The disease is extremely contagious and can be transmitted by any person, animal or object that comes in contact with an infected dog’s feces. Highly resistant, the virus can live in the environment for months, and may survive on inanimate objects such as food bowls, shoes, clothes, carpet and floors. It is common for an unvaccinated dog to contract the virus from the streets, especially in urban areas where there are many dogs.
How Is it Diagnosed?
Veterinarians diagnose parvovirus on the basis of clinical signs and laboratory testing. The Enzyme Linked ImmunoSorbant Assay (ELISA) test has become a common test for parvovirus. The ELISA test kit is used to detect parvovirus in a dog’s stools, and is performed in the vet’s office in about 15 minutes. Because this test is not 100% sensitive or specific, your veterinarian may recommend additional tests and bloodwork.
Which Dogs Are Prone to Parvovirus?
Puppies, adolescent dogs and canines who are not vaccinated are most susceptible to the virus. The canine parvovirus affects most members of the dog family (wolves, coyotes, foxes, etc.). Breeds at a higher risk are Rottweilers, Doberman pinschers, Labrador retrievers, American Staffordshire terriers and German shepherds.
How Can it be Dogs Be Prevented?
You can protect your dog from this potential killer by making sure he’s up-to-date on his vaccinations.
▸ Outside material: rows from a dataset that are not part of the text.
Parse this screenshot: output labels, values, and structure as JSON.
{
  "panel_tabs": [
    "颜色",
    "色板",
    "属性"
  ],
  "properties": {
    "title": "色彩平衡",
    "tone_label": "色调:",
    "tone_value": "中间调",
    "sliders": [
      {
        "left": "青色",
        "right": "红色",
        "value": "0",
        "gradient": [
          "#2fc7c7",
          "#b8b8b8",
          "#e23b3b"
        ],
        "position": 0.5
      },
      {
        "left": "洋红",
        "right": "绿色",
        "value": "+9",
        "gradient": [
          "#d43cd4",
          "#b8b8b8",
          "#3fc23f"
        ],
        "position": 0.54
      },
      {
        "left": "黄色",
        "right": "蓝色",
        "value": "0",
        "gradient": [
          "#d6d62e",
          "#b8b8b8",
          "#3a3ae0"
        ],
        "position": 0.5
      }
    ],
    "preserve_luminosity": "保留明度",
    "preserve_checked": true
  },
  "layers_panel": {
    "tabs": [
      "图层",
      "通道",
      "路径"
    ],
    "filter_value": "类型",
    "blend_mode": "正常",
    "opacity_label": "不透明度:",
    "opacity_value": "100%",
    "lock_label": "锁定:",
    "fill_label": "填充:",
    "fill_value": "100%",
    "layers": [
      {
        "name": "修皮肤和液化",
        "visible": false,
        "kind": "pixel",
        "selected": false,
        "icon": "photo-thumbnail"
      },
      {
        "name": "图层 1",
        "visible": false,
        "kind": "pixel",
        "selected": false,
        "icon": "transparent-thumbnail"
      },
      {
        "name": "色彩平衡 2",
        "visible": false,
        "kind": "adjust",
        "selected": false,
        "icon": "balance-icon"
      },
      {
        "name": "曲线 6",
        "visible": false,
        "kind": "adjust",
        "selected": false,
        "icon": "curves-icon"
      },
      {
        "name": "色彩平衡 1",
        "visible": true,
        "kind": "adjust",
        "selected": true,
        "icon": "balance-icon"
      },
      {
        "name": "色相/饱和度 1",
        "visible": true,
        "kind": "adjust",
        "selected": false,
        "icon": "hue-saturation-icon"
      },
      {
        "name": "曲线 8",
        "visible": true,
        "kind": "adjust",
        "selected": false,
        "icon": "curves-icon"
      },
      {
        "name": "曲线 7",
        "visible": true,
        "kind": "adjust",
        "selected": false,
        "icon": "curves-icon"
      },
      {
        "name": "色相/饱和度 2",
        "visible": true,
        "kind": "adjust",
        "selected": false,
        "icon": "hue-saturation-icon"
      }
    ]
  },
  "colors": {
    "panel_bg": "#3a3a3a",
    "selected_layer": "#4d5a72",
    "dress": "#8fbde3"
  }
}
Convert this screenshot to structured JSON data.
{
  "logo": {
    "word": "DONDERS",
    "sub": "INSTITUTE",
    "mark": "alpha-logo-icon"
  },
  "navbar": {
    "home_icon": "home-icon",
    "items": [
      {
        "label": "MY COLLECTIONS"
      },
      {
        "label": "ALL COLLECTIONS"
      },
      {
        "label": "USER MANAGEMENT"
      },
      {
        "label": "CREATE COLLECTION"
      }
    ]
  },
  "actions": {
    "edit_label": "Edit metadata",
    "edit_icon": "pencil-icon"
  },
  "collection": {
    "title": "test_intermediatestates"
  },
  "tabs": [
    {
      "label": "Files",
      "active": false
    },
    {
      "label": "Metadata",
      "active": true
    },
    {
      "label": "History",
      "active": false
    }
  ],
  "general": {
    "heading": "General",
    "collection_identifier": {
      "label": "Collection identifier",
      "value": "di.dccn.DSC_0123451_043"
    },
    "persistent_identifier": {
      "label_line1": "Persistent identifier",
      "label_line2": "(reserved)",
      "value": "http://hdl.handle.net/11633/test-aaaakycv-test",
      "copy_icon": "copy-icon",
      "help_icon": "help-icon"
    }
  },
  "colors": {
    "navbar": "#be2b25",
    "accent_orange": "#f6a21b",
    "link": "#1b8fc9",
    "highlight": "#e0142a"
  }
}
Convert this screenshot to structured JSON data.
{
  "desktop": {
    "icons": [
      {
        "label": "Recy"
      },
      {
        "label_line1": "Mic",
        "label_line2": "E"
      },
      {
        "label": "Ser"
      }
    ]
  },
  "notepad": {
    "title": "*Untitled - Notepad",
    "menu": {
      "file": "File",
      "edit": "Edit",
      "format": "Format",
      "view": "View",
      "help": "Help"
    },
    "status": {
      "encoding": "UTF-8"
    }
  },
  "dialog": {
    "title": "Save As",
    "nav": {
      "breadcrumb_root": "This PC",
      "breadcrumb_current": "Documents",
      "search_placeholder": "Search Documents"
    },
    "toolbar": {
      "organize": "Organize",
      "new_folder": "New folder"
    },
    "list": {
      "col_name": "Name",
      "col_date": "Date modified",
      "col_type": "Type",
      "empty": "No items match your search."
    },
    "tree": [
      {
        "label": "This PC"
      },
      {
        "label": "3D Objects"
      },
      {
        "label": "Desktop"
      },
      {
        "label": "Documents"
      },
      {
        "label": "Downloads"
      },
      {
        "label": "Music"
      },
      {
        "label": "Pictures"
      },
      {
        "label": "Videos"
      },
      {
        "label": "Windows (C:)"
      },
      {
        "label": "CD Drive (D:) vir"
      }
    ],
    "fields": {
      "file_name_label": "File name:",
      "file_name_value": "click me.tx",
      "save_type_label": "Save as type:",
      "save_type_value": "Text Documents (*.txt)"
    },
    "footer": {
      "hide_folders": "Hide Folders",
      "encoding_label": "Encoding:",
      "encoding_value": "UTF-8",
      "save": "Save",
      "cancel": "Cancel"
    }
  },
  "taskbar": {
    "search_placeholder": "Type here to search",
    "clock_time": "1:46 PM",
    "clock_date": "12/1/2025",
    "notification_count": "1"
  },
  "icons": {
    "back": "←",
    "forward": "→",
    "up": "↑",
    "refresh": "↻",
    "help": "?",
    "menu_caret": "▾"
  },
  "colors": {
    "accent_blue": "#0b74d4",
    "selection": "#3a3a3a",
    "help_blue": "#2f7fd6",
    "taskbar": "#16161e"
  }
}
Parvovirus should be considered a core vaccine for all puppies and adult dogs. It is usually recommended that puppies be vaccinated with combination vaccines that take into account the risk factors for exposure to various diseases. One common vaccine, called a “5-in-1,” protects the puppy from distemper, hepatitis, leptospirosis, parvovirus and parainfluenza.
Read more about Parvovirus In Dogs at http://pets.webmd.com/